Start of Input data

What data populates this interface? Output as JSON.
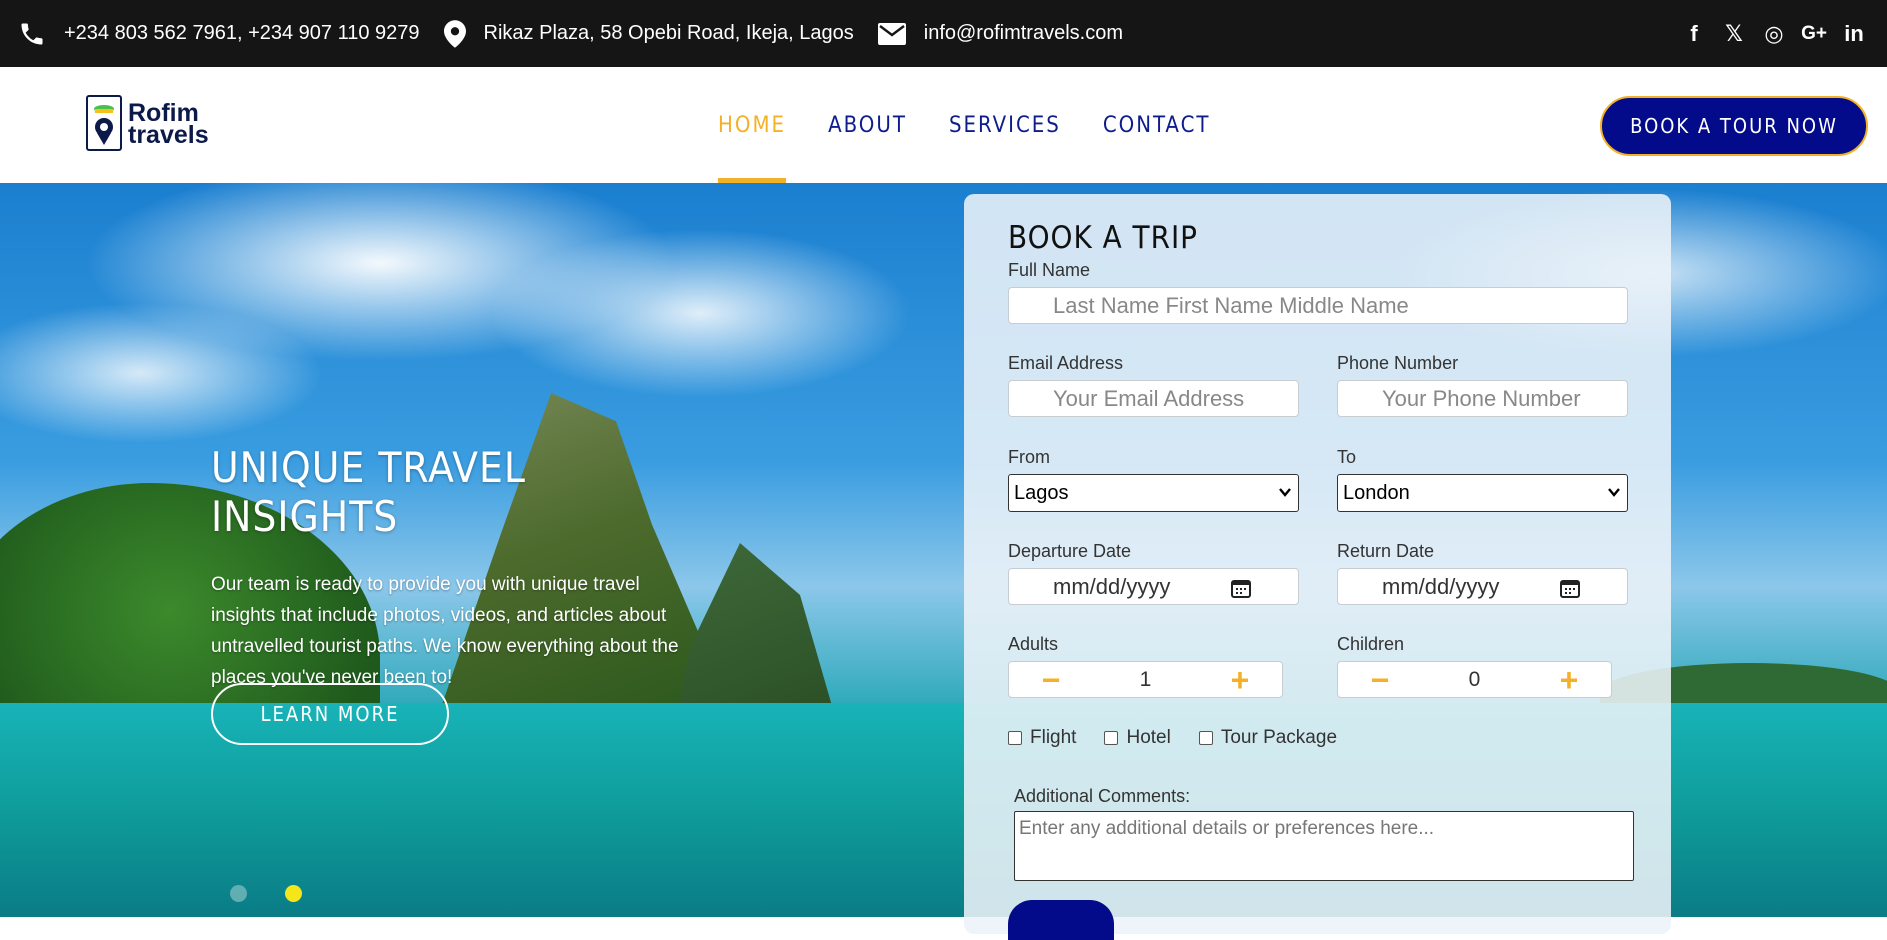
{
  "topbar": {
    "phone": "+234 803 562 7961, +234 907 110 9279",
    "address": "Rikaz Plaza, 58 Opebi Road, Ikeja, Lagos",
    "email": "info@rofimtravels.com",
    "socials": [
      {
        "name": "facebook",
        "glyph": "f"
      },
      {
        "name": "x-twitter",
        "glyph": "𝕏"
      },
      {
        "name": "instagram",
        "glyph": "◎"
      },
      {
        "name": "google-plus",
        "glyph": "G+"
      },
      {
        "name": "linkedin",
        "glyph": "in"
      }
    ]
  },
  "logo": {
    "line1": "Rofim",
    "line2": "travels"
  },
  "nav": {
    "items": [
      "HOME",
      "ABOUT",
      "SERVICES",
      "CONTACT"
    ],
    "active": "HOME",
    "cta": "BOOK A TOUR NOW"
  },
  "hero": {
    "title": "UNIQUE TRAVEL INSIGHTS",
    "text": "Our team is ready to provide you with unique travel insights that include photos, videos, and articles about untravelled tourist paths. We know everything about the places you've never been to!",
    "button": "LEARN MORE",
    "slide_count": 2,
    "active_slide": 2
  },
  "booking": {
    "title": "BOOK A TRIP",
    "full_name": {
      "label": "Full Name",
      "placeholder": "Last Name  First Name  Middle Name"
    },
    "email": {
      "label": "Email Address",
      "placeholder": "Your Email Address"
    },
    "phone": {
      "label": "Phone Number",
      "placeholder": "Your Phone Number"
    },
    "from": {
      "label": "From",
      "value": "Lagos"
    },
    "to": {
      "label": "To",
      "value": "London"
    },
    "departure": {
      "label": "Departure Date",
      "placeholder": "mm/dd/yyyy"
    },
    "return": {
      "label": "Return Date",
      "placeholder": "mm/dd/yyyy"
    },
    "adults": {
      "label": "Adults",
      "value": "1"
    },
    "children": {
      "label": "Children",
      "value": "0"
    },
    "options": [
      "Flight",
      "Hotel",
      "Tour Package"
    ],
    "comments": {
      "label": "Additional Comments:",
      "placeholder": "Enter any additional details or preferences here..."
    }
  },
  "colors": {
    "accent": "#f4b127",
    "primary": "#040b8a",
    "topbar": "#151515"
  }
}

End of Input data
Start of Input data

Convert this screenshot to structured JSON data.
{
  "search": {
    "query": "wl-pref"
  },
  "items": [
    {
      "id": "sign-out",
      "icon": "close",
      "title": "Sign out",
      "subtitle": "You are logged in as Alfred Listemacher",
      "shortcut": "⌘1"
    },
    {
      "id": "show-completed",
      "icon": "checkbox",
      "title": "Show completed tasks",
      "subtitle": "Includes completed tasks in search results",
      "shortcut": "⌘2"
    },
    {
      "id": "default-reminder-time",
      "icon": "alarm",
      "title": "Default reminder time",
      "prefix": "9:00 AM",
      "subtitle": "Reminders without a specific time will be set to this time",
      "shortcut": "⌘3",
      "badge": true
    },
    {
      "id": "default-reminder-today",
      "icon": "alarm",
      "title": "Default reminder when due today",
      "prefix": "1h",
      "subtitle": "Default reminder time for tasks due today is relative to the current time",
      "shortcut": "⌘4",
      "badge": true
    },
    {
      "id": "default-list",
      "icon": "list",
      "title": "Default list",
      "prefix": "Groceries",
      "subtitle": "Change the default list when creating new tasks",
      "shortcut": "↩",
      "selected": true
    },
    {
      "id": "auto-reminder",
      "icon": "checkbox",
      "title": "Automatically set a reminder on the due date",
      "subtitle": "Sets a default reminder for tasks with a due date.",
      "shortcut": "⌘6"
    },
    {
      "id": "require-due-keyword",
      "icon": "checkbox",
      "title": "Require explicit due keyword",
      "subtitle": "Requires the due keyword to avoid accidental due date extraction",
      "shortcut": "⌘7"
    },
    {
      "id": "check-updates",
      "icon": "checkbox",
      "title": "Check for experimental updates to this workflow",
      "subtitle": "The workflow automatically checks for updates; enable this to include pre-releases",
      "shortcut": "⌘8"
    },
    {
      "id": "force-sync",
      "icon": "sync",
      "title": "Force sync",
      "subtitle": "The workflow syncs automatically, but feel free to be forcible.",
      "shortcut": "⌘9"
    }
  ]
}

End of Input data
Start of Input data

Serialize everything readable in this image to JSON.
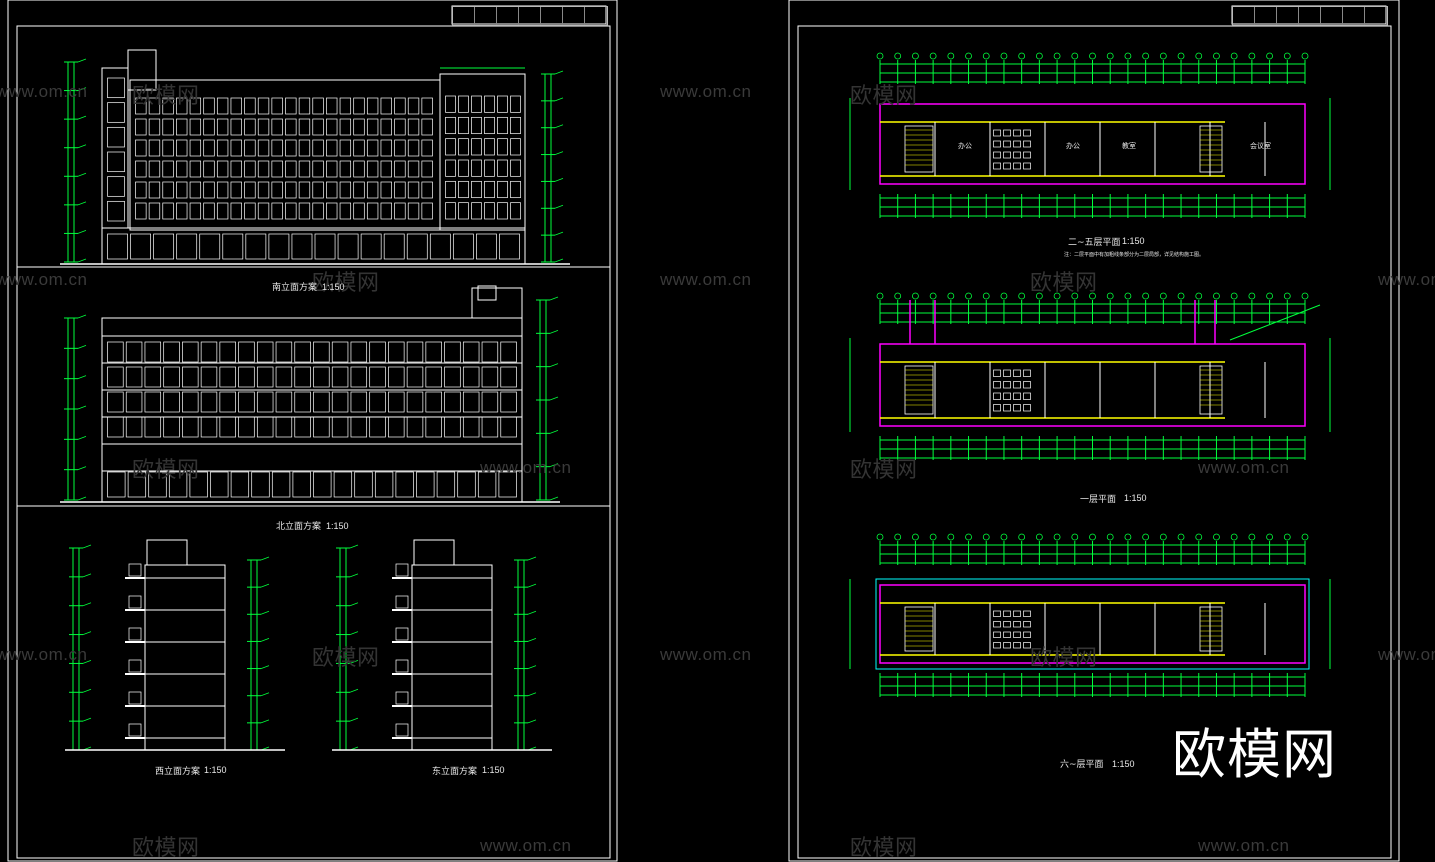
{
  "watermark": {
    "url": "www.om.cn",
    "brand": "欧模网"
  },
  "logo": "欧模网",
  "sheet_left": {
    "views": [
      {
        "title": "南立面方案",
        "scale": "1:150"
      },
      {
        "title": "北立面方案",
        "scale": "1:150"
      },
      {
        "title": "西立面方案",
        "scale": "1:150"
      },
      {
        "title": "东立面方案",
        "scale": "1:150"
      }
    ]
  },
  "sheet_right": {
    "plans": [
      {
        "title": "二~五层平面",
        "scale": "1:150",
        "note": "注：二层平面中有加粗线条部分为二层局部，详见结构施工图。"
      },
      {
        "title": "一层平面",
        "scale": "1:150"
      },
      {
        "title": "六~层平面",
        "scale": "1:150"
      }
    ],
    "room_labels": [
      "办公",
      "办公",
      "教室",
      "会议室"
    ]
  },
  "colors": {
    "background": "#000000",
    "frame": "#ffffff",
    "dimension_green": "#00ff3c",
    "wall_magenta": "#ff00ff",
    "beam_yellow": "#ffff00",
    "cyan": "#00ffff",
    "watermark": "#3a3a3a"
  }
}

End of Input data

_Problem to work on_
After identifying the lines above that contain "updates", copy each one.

_Solution for this problem_
      "id": "check-updates",
      "title": "Check for experimental updates to this workflow",
      "subtitle": "The workflow automatically checks for updates; enable this to include pre-releases",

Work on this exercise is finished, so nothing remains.